JENS: When the song was written we had a certain sound in mind, but we didn't know exactly which instrument it was. We were thinking it might be a lap-steel or something. Finally when we told Sascha about our vision for this song, he told us that a dobro makes the sound that we were looking for.
After that, I looked on the Internet for a nice-looking dobro because I had no experience with the instrument, and I bought one especially for this song. When it finally came I had like four days to rehearse!
It was quite a big challenge for me. There are a lot of differences between dobro and a regular guitar, so for me it was a bit like learning a new instrument in four days.
When I first started learning the song, for the first two days I couldn't get anything good sounding out of the instrument. On the third day things became a bit better and as soon as some good sounding stuff came out of the instrument it was a lot more fun to keep working on it.
And there are as always a lot of different sounds on this album. Who are some of your influences that give Edguy such a varied sound?
JENS: Well anything you listen to influences you. The thing is, I don't usually listen to country music for example -- that's absolutely not my cup of tea -- but when you just include some small elements in an Edguy song then it doesn't make the song a complete country song, it just gives a different vibe, which is what we want to create. We want to keep it interesting for ourselves. We don't want to make the same songs over and over again.
I think you should keep on trying new things, because if you're just doing the same thing over and over again then it becomes like a job, and when making a record feels like a routine then that's a pretty bad sign in my opinion.
On the opposite end of the spectrum from "Pandora's Box," the song "Nobody's Hero" has a very traditional metal vibe to it, and I know a lot of people are saying this album is a return to your more metallica roots. Would you agree?
TOBIAS: No. [laughs] I know a lot of the fans would probably want me to say that, but I feel there's no need to go back to anywhere because I think we've always embraced out roots. Maybe it was more obvious on some albums than others, but I think we've always maintained our trademarks.
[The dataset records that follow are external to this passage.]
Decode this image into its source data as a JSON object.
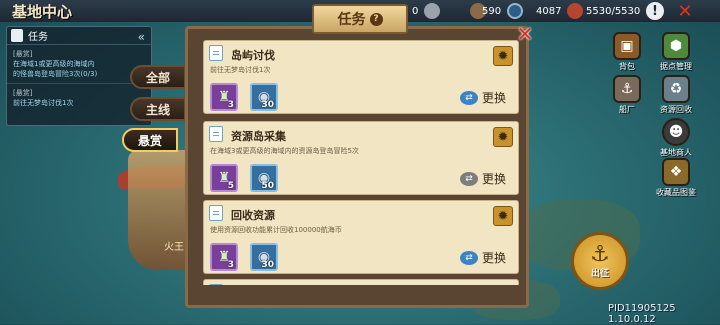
{
  "header": {
    "title": "基地中心",
    "resources": [
      {
        "icon": "gem-icon",
        "value": "0",
        "color": "#c9cfd6"
      },
      {
        "icon": "planet-icon",
        "value": "590",
        "color": "#8b6a48"
      },
      {
        "icon": "coin-icon",
        "value": "4087",
        "color": "#2b5d8a"
      },
      {
        "icon": "meat-icon",
        "value": "5530/5530",
        "color": "#b5452e"
      }
    ]
  },
  "sidebar": {
    "title": "任务",
    "items": [
      {
        "tag": "[悬赏]",
        "lines": [
          "在海域1或更高级的海域内",
          "的怪兽岛登岛冒险3次(0/3)"
        ]
      },
      {
        "tag": "[悬赏]",
        "lines": [
          "前往无梦岛讨伐1次"
        ]
      }
    ]
  },
  "filters": {
    "all": "全部",
    "main": "主线",
    "bounty": "悬赏"
  },
  "modal": {
    "title": "任务",
    "tasks": [
      {
        "name": "岛屿讨伐",
        "desc": "前往无梦岛讨伐1次",
        "rewards": [
          {
            "icon": "soldier-icon",
            "count": "3"
          },
          {
            "icon": "coin-icon",
            "count": "30"
          }
        ],
        "swap_label": "更换"
      },
      {
        "name": "资源岛采集",
        "desc": "在海域3或更高级的海域内的资源岛登岛冒险5次",
        "rewards": [
          {
            "icon": "soldier-icon",
            "count": "5"
          },
          {
            "icon": "coin-icon",
            "count": "50"
          }
        ],
        "swap_label": "更换"
      },
      {
        "name": "回收资源",
        "desc": "使用资源回收功能累计回收100000航海币",
        "rewards": [
          {
            "icon": "soldier-icon",
            "count": "3"
          },
          {
            "icon": "coin-icon",
            "count": "30"
          }
        ],
        "swap_label": "更换"
      }
    ]
  },
  "right_menu": [
    {
      "label": "背包",
      "icon": "backpack-icon",
      "color": "#8b5a2b"
    },
    {
      "label": "据点管理",
      "icon": "map-pin-icon",
      "color": "#4d8a3b"
    },
    {
      "label": "船厂",
      "icon": "shipyard-icon",
      "color": "#7b6a5a"
    },
    {
      "label": "资源回收",
      "icon": "recycle-icon",
      "color": "#6b7f8c"
    },
    {
      "label": "基地商人",
      "icon": "merchant-icon",
      "color": "#3b3b3b"
    },
    {
      "label": "收藏品图鉴",
      "icon": "collection-icon",
      "color": "#8a6a2a"
    }
  ],
  "sail_button": "出征",
  "island_label": "火王",
  "build_id": "PID11905125 1.10.0.12"
}
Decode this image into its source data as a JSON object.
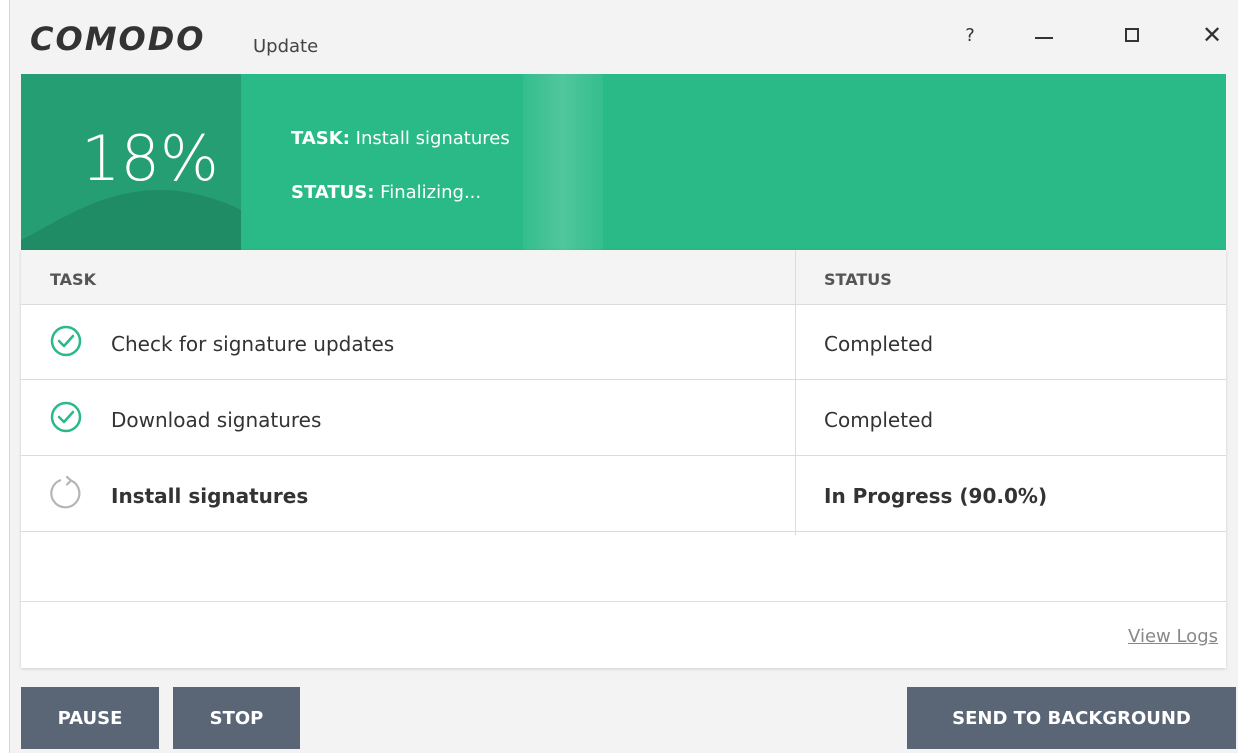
{
  "window": {
    "brand": "COMODO",
    "title": "Update",
    "help_label": "?",
    "close_label": "✕"
  },
  "banner": {
    "percent_text": "18%",
    "progress": 0.18,
    "task_label": "TASK:",
    "task_value": "Install signatures",
    "status_label": "STATUS:",
    "status_value": "Finalizing...",
    "color": "#2aba87"
  },
  "table": {
    "headers": {
      "task": "TASK",
      "status": "STATUS"
    },
    "rows": [
      {
        "icon": "check-circle-icon",
        "task": "Check for signature updates",
        "status": "Completed"
      },
      {
        "icon": "check-circle-icon",
        "task": "Download signatures",
        "status": "Completed"
      },
      {
        "icon": "spinner-icon",
        "task": "Install signatures",
        "status": "In Progress (90.0%)"
      }
    ],
    "view_logs": "View Logs"
  },
  "buttons": {
    "pause": "PAUSE",
    "stop": "STOP",
    "background": "SEND TO BACKGROUND"
  },
  "colors": {
    "accent": "#2aba87",
    "button": "#5a6575",
    "check": "#2aba87"
  }
}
"Nobody's Hero" was so innocently written. I think it was the second song that we had done for the album, and it does remind me of my roots, but of course our music will always be a reflection of our own favorite bands. "Nobody's Here" is a Dio song -- or it certainly bears the trademarks of his early records. I've always been a big fan of Dio and I was fortunate enough to meet him and talk to him. I think it would be wrong to outright deny your influences.
JENS: For me it's a little hard to tell, but of course I can tell why people say it's "back to the roots." Especially after Tinnitus Sanctus, which was a kind of dark record, there's a lot more funs stuff and positive energy going on on this album. That's maybe why people refer to the old albums.
There's certainly not as much double bass as on the old albums, and there's all the new elements that, for me, make it an Edguy record.
Why do you think fans tend to have an obession with the past when a band just wants to move forward?
TOBIAS: Whenever people say, "Oh, the early albums are better," what you have to take into consideration is that the early albums were a soundtrack to bigger parts of their lives than the newer albums. When you've listened to an album for 10 years, of course you've got a different emotional attachment to that album than for an album you've just recently bought. And that's a normal thing, but people mistake that for quality.
The new album from Edguy, Age of the Joker, is out September 13 on Nuclear Blast Records.